- _Work required_
Give back the whole listing exactly as written, leaving out each picture.

- _Data for review_
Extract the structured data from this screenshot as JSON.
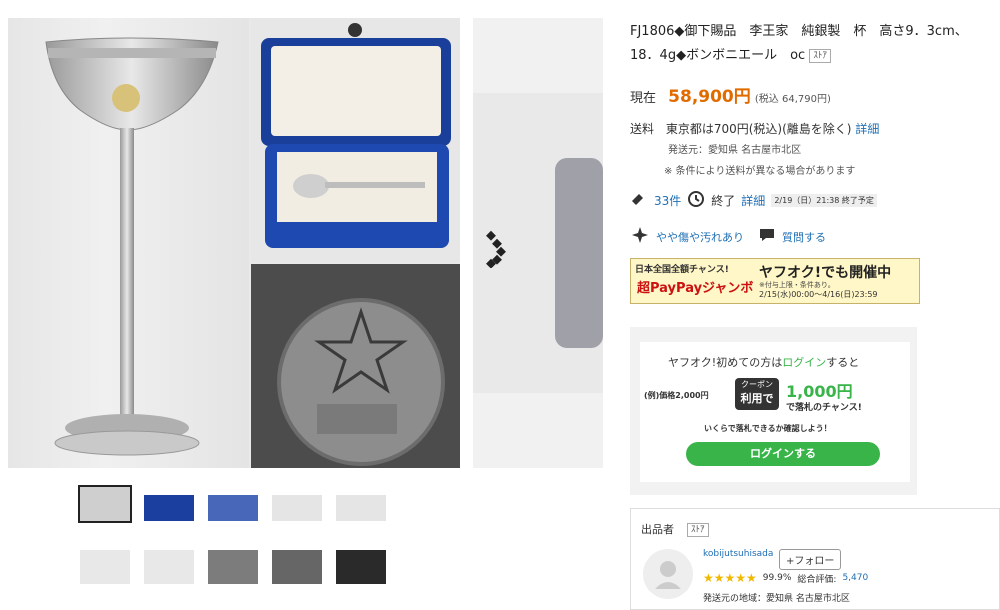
{
  "title": "FJ1806◆御下賜品　李王家　純銀製　杯　高さ9．3cm、18．4g◆ボンボニエール　oc",
  "title_badge": "ｽﾄｱ",
  "price": {
    "label": "現在",
    "value": "58,900円",
    "tax": "(税込 64,790円)"
  },
  "shipping": {
    "label": "送料",
    "text": "東京都は700円(税込)(離島を除く)",
    "detail_link": "詳細",
    "origin": "発送元：愛知県 名古屋市北区",
    "note": "※ 条件により送料が異なる場合があります"
  },
  "meta": {
    "bids": "33件",
    "status": "終了",
    "detail": "詳細",
    "end_time": "2/19（日）21:38 終了予定"
  },
  "condition": {
    "text": "やや傷や汚れあり",
    "question": "質問する"
  },
  "banner": {
    "left_top": "日本全国全額チャンス!",
    "left_bottom": "超PayPayジャンボ",
    "right_top": "ヤフオク!でも開催中",
    "right_note": "※付与上限・条件あり。",
    "period": "2/15(水)00:00～4/16(日)23:59"
  },
  "login_card": {
    "headline_prefix": "ヤフオク!初めての方は",
    "headline_link": "ログイン",
    "headline_suffix": "すると",
    "example": "(例)価格2,000円",
    "coupon_top": "クーポン",
    "coupon_bottom": "利用で",
    "coupon_value": "1,000円",
    "coupon_suffix": "で落札のチャンス!",
    "sub": "いくらで落札できるか確認しよう！",
    "button": "ログインする"
  },
  "seller": {
    "label": "出品者",
    "badge": "ｽﾄｱ",
    "name": "kobijutsuhisada",
    "follow": "+フォロー",
    "rating_pct": "99.9%",
    "rating_label": "総合評価:",
    "rating_count": "5,470",
    "location": "発送元の地域：愛知県 名古屋市北区"
  },
  "colors": {
    "price": "#e26b00",
    "link": "#1f6fb5",
    "green": "#38b449"
  }
}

- _Solved exercise_
Extract the structured data from this screenshot as JSON.
{
  "title": "FJ1806◆御下賜品　李王家　純銀製　杯　高さ9．3cm、18．4g◆ボンボニエール　oc",
  "title_badge": "ｽﾄｱ",
  "price": {
    "label": "現在",
    "value": "58,900円",
    "tax": "(税込 64,790円)"
  },
  "shipping": {
    "label": "送料",
    "text": "東京都は700円(税込)(離島を除く)",
    "detail_link": "詳細",
    "origin": "発送元：愛知県 名古屋市北区",
    "note": "※ 条件により送料が異なる場合があります"
  },
  "meta": {
    "bids": "33件",
    "status": "終了",
    "detail": "詳細",
    "end_time": "2/19（日）21:38 終了予定"
  },
  "condition": {
    "text": "やや傷や汚れあり",
    "question": "質問する"
  },
  "banner": {
    "left_top": "日本全国全額チャンス!",
    "left_bottom": "超PayPayジャンボ",
    "right_top": "ヤフオク!でも開催中",
    "right_note": "※付与上限・条件あり。",
    "period": "2/15(水)00:00～4/16(日)23:59"
  },
  "login_card": {
    "headline_prefix": "ヤフオク!初めての方は",
    "headline_link": "ログイン",
    "headline_suffix": "すると",
    "example": "(例)価格2,000円",
    "coupon_top": "クーポン",
    "coupon_bottom": "利用で",
    "coupon_value": "1,000円",
    "coupon_suffix": "で落札のチャンス!",
    "sub": "いくらで落札できるか確認しよう！",
    "button": "ログインする"
  },
  "seller": {
    "label": "出品者",
    "badge": "ｽﾄｱ",
    "name": "kobijutsuhisada",
    "follow": "+フォロー",
    "rating_pct": "99.9%",
    "rating_label": "総合評価:",
    "rating_count": "5,470",
    "location": "発送元の地域：愛知県 名古屋市北区"
  },
  "colors": {
    "price": "#e26b00",
    "link": "#1f6fb5",
    "green": "#38b449"
  }
}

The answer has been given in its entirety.